> **WHAT IS EXPECTED**: Your answer should consist of the lines in the listing that hold "JSON".

┌──

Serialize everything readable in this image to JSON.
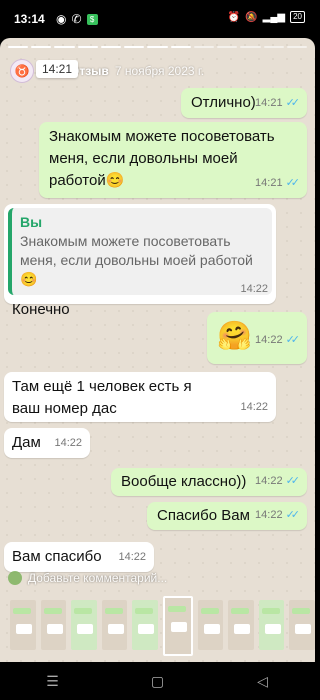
{
  "status_bar": {
    "time": "13:14",
    "battery": "20"
  },
  "story": {
    "user": "Отзыв",
    "date": "7 ноября 2023 г.",
    "tooltip": "14:21",
    "comment_placeholder": "Добавьте комментарий..."
  },
  "messages": [
    {
      "dir": "out",
      "text": "Отлично)",
      "time": "14:21",
      "read": true
    },
    {
      "dir": "out",
      "text": "Знакомым можете посоветовать меня, если довольны моей работой😊",
      "time": "14:21",
      "read": true
    },
    {
      "dir": "in",
      "quote_author": "Вы",
      "quote_text": "Знакомым можете посоветовать меня, если довольны моей работой😊",
      "text": "Конечно",
      "time": "14:22"
    },
    {
      "dir": "out",
      "text": "🤗",
      "time": "14:22",
      "read": true
    },
    {
      "dir": "in",
      "text": "Там ещё 1 человек есть я ваш номер дас",
      "time": "14:22"
    },
    {
      "dir": "in",
      "text": "Дам",
      "time": "14:22"
    },
    {
      "dir": "out",
      "text": "Вообще классно))",
      "time": "14:22",
      "read": true
    },
    {
      "dir": "out",
      "text": "Спасибо Вам",
      "time": "14:22",
      "read": true
    },
    {
      "dir": "in",
      "text": "Вам спасибо",
      "time": "14:22"
    }
  ],
  "icons": {
    "read_ticks": "✓✓",
    "nav_menu": "☰",
    "nav_home": "▢",
    "nav_back": "◁"
  },
  "colors": {
    "outgoing_bubble": "#dcf8c6",
    "incoming_bubble": "#ffffff",
    "quote_accent": "#25a66a",
    "read_tick": "#4fb6ec"
  }
}
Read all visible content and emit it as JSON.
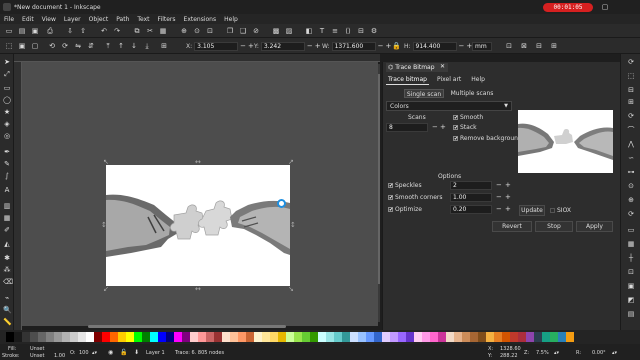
{
  "window": {
    "title": "*New document 1 - Inkscape",
    "recording_time": "00:01:05"
  },
  "menu": [
    "File",
    "Edit",
    "View",
    "Layer",
    "Object",
    "Path",
    "Text",
    "Filters",
    "Extensions",
    "Help"
  ],
  "toolbar": {
    "x_label": "X:",
    "x_value": "3.105",
    "y_label": "Y:",
    "y_value": "3.242",
    "w_label": "W:",
    "w_value": "1371.600",
    "h_label": "H:",
    "h_value": "914.400",
    "unit": "mm"
  },
  "dock": {
    "tab_title": "Trace Bitmap",
    "subtabs": [
      "Trace bitmap",
      "Pixel art",
      "Help"
    ],
    "scan_modes": [
      "Single scan",
      "Multiple scans"
    ],
    "mode": "Colors",
    "scans_label": "Scans",
    "scans_value": "8",
    "check_smooth": "Smooth",
    "check_stack": "Stack",
    "check_remove_bg": "Remove background",
    "options_label": "Options",
    "speckles_label": "Speckles",
    "speckles_value": "2",
    "smooth_corners_label": "Smooth corners",
    "smooth_corners_value": "1.00",
    "optimize_label": "Optimize",
    "optimize_value": "0.20",
    "update_label": "Update",
    "siox_label": "SIOX",
    "revert_label": "Revert",
    "stop_label": "Stop",
    "apply_label": "Apply"
  },
  "status": {
    "fill_label": "Fill:",
    "fill_value": "Unset",
    "stroke_label": "Stroke:",
    "stroke_value": "Unset",
    "stroke_width": "1.00",
    "opacity_label": "O:",
    "opacity_value": "100",
    "layer": "Layer 1",
    "message": "Trace: 6.  805 nodes",
    "x_label": "X:",
    "x_value": "1328.60",
    "y_label": "Y:",
    "y_value": "288.22",
    "zoom_label": "Z:",
    "zoom_value": "7.5%",
    "rotation_label": "R:",
    "rotation_value": "0.00°"
  },
  "palette": [
    "#000000",
    "#1a1a1a",
    "#333333",
    "#4d4d4d",
    "#666666",
    "#808080",
    "#999999",
    "#b3b3b3",
    "#cccccc",
    "#e6e6e6",
    "#ffffff",
    "#800000",
    "#ff0000",
    "#ff6600",
    "#ffcc00",
    "#ffff00",
    "#00ff00",
    "#008000",
    "#00ffff",
    "#0000ff",
    "#000080",
    "#ff00ff",
    "#800080",
    "#ffcccc",
    "#ff9999",
    "#cc6666",
    "#993333",
    "#ffe0cc",
    "#ffc299",
    "#ff9966",
    "#cc6633",
    "#fff2cc",
    "#ffe699",
    "#ffd966",
    "#e6b800",
    "#ccff99",
    "#99e64d",
    "#66cc33",
    "#339900",
    "#ccffff",
    "#99e6e6",
    "#66cccc",
    "#339999",
    "#cce0ff",
    "#99c2ff",
    "#6699ff",
    "#3366cc",
    "#e0ccff",
    "#c299ff",
    "#9966ff",
    "#6633cc",
    "#ffccf2",
    "#ff99e6",
    "#ff66cc",
    "#cc3399",
    "#f2d9c6",
    "#e6b38c",
    "#cc8c59",
    "#a66633",
    "#804d1a",
    "#f5b041",
    "#e67e22",
    "#d35400",
    "#c0392b",
    "#ab2e3c",
    "#8e44ad",
    "#2c3e50",
    "#16a085",
    "#27ae60",
    "#2980b9",
    "#f39c12"
  ]
}
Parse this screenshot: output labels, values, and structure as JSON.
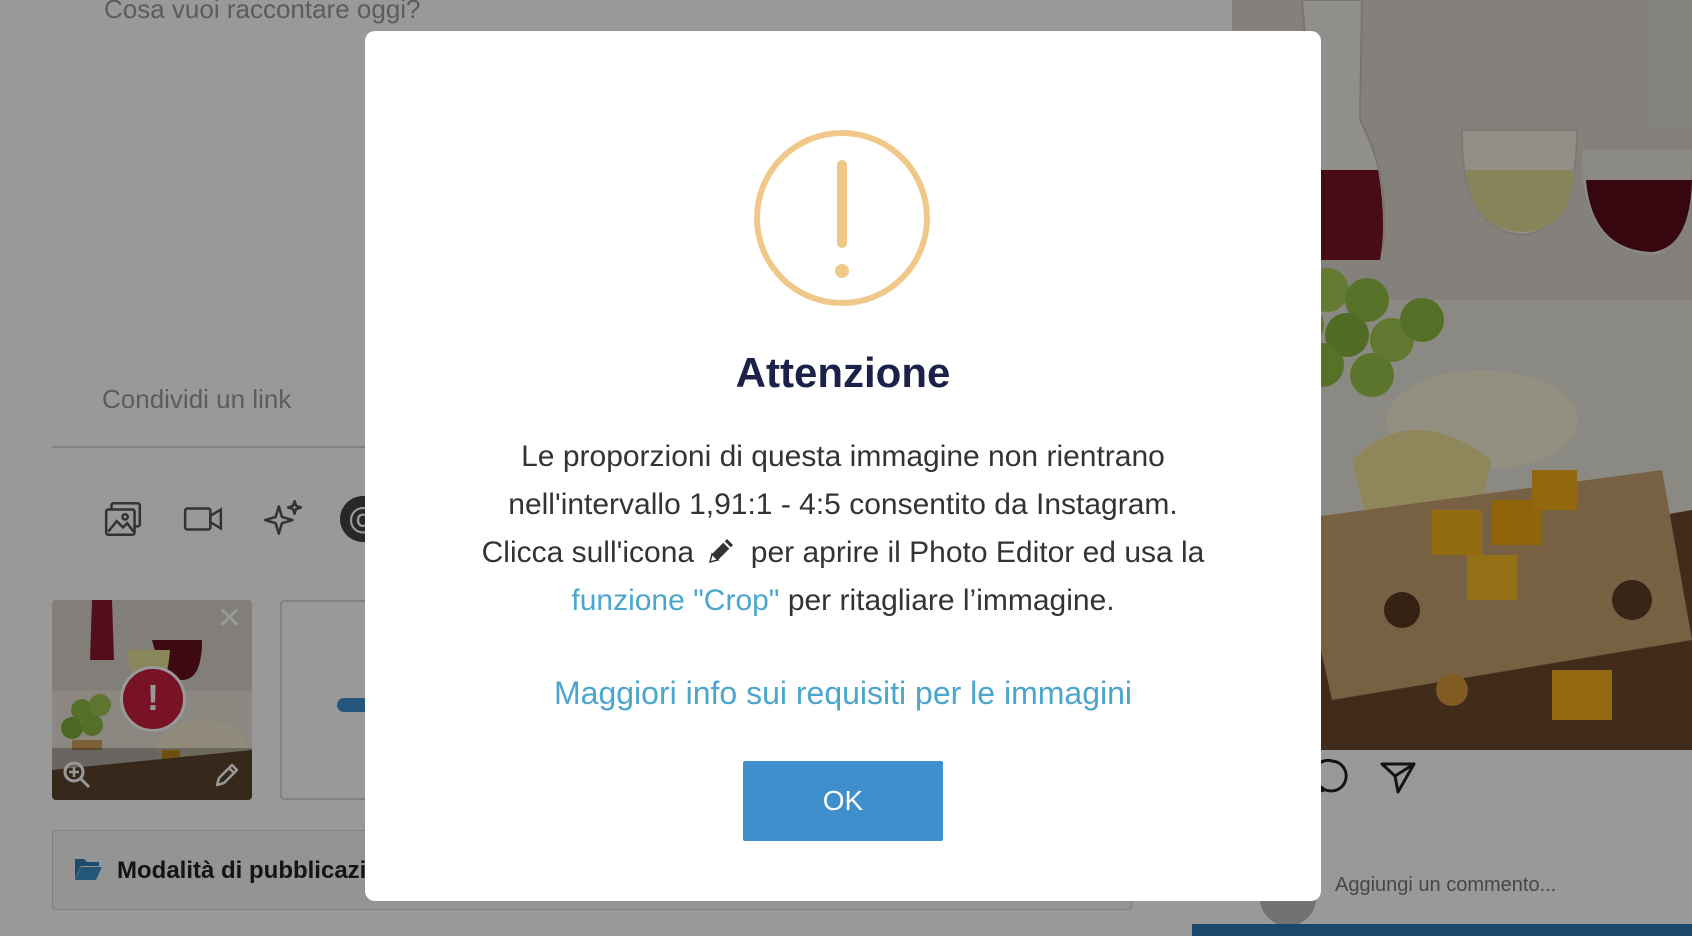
{
  "composer": {
    "post_placeholder": "Cosa vuoi raccontare oggi?",
    "link_placeholder": "Condividi un link",
    "toolbar": {
      "icons": [
        "image-icon",
        "video-icon",
        "sparkles-icon",
        "mention-icon"
      ],
      "mention_glyph": "@"
    },
    "media": {
      "error_glyph": "!",
      "close_glyph": "✕"
    },
    "publish_mode_label": "Modalità di pubblicazione"
  },
  "preview": {
    "comment_placeholder": "Aggiungi un commento..."
  },
  "modal": {
    "title": "Attenzione",
    "body_line1": "Le proporzioni di questa immagine non rientrano",
    "body_line2": "nell'intervallo 1,91:1 - 4:5 consentito da Instagram.",
    "body_line3_before": "Clicca sull'icona",
    "body_line3_after": "per aprire il Photo Editor ed usa la",
    "crop_link": "funzione \"Crop\"",
    "body_line4_after": "per ritagliare l’immagine.",
    "info_link": "Maggiori info sui requisiti per le immagini",
    "ok_label": "OK"
  },
  "colors": {
    "warning": "#f0c98a",
    "title": "#1b2148",
    "link": "#4ba5cc",
    "button": "#3f8fcd",
    "error_badge": "#c8203f"
  }
}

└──

> **WRITTEN ANSWER**:
Serialize everything readable in this image to JSON.
Read all visible content and emit it as JSON.
Parse this screenshot: output labels, values, and structure as JSON.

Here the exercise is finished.